● TASK PROMPT
Among the records below, which lines contain the string "color"? Report them.

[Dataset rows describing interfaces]

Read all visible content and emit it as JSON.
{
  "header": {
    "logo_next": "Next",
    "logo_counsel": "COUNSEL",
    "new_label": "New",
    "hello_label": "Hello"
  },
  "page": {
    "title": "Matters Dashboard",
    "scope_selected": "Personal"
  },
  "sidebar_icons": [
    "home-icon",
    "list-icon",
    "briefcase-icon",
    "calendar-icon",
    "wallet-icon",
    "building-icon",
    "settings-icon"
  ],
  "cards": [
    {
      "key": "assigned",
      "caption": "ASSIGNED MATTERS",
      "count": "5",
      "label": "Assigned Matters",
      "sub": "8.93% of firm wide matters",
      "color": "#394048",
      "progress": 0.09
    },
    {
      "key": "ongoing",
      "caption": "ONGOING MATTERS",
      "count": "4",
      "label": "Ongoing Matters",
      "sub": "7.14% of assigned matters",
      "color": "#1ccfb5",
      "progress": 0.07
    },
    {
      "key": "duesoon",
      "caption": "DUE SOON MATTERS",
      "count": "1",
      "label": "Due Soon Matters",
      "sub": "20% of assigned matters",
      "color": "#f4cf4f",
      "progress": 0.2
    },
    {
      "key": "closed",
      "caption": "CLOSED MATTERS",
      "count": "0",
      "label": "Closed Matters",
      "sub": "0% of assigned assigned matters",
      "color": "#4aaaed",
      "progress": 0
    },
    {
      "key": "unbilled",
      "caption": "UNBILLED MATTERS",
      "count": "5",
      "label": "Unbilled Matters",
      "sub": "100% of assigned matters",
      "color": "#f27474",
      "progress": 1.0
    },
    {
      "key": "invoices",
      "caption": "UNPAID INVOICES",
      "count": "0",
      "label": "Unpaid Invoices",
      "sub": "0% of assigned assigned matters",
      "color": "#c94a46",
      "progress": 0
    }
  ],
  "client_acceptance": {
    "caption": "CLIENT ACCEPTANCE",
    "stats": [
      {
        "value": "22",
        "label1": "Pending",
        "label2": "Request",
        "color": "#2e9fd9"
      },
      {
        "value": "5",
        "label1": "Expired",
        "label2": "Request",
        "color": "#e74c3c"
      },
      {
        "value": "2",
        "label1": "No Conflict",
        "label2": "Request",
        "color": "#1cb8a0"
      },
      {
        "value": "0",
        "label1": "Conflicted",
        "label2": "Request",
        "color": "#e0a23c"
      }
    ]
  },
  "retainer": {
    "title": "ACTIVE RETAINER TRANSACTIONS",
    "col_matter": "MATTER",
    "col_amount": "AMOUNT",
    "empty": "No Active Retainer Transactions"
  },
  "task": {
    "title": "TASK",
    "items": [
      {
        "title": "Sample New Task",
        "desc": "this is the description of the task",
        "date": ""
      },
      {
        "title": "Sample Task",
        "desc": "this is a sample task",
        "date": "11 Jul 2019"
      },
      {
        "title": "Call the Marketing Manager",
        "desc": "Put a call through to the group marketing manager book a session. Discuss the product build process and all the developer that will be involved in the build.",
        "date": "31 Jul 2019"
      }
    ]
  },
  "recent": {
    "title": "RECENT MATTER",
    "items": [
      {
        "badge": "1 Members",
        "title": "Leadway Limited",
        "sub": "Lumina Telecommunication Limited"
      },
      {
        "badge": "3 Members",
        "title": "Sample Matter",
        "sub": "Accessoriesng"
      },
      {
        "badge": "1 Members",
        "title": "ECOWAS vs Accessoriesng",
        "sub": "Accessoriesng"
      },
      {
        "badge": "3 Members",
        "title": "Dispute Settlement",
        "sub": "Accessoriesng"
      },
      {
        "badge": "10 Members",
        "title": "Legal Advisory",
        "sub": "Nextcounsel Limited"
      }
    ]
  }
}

● ANSWER TO THE PROBLEM
      "color": "#394048",
      "color": "#1ccfb5",
      "color": "#f4cf4f",
      "color": "#4aaaed",
      "color": "#f27474",
      "color": "#c94a46",
        "color": "#2e9fd9"
        "color": "#e74c3c"
        "color": "#1cb8a0"
        "color": "#e0a23c"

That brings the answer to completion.